[Items listed in a dataset]
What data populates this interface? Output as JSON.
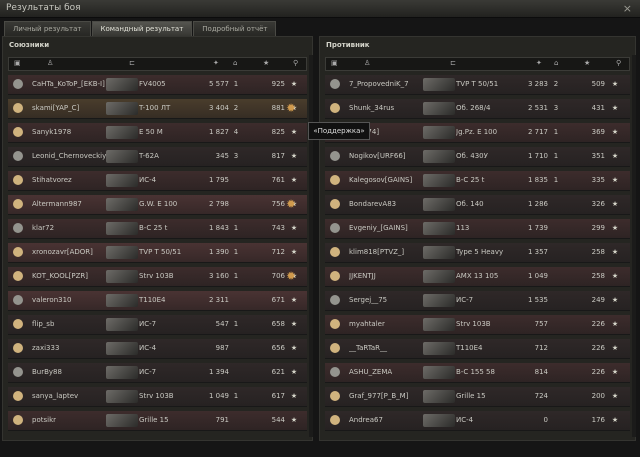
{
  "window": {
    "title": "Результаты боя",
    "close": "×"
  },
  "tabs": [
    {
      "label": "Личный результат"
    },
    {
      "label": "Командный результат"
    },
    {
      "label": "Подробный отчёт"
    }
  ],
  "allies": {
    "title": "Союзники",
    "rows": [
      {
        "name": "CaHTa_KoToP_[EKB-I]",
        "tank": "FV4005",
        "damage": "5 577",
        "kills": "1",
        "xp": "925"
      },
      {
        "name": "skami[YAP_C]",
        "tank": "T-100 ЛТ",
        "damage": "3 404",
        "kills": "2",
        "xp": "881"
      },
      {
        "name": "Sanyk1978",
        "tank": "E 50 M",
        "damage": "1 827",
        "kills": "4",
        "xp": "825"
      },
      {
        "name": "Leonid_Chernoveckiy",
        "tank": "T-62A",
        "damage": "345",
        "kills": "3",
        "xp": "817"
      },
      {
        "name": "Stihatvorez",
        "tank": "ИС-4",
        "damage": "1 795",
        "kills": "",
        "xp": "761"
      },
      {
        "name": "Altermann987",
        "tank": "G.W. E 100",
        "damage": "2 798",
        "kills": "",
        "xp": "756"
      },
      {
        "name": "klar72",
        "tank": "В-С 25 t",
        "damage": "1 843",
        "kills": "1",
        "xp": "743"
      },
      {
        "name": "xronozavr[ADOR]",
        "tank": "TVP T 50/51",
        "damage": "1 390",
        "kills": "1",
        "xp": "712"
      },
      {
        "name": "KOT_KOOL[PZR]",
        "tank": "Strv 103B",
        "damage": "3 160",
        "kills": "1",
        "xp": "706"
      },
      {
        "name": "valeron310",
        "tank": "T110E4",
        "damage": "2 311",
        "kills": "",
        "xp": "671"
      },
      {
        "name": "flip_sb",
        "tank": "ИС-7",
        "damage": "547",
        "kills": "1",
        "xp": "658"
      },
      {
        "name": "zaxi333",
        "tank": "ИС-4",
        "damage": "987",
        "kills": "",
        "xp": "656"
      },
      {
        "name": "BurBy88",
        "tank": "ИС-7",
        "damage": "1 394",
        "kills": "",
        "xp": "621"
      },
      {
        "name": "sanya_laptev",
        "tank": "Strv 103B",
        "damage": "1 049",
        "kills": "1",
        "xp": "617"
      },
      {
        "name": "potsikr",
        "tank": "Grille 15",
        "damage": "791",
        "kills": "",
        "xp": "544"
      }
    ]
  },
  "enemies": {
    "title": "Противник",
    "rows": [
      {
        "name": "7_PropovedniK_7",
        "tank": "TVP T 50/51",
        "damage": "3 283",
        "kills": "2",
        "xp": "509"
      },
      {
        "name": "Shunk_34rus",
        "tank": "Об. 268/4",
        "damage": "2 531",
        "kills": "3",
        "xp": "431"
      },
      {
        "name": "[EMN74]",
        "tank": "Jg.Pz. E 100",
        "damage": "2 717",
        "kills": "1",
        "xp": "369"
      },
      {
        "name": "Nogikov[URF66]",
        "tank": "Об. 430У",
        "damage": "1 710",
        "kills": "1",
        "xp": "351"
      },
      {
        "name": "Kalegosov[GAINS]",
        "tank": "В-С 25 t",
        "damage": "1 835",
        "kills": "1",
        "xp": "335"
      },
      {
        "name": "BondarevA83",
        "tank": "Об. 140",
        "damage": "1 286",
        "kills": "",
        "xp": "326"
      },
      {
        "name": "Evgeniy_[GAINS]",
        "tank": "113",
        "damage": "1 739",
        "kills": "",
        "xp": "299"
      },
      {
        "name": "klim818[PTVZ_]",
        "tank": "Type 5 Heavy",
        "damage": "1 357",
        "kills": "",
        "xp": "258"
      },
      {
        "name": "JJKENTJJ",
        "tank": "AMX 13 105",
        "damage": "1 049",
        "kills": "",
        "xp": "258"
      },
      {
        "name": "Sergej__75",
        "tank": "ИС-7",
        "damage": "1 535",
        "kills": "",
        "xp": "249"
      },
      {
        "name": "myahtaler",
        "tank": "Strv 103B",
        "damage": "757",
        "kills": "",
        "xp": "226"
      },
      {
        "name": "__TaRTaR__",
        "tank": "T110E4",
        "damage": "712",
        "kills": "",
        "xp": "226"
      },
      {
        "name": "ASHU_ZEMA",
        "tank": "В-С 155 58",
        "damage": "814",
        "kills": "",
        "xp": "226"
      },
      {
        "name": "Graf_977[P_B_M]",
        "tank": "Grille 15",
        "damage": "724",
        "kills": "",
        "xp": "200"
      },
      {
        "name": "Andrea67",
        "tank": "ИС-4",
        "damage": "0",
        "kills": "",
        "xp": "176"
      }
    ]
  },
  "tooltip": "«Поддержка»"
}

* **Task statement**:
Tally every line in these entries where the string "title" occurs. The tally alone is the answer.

* **Exercise solution**:
3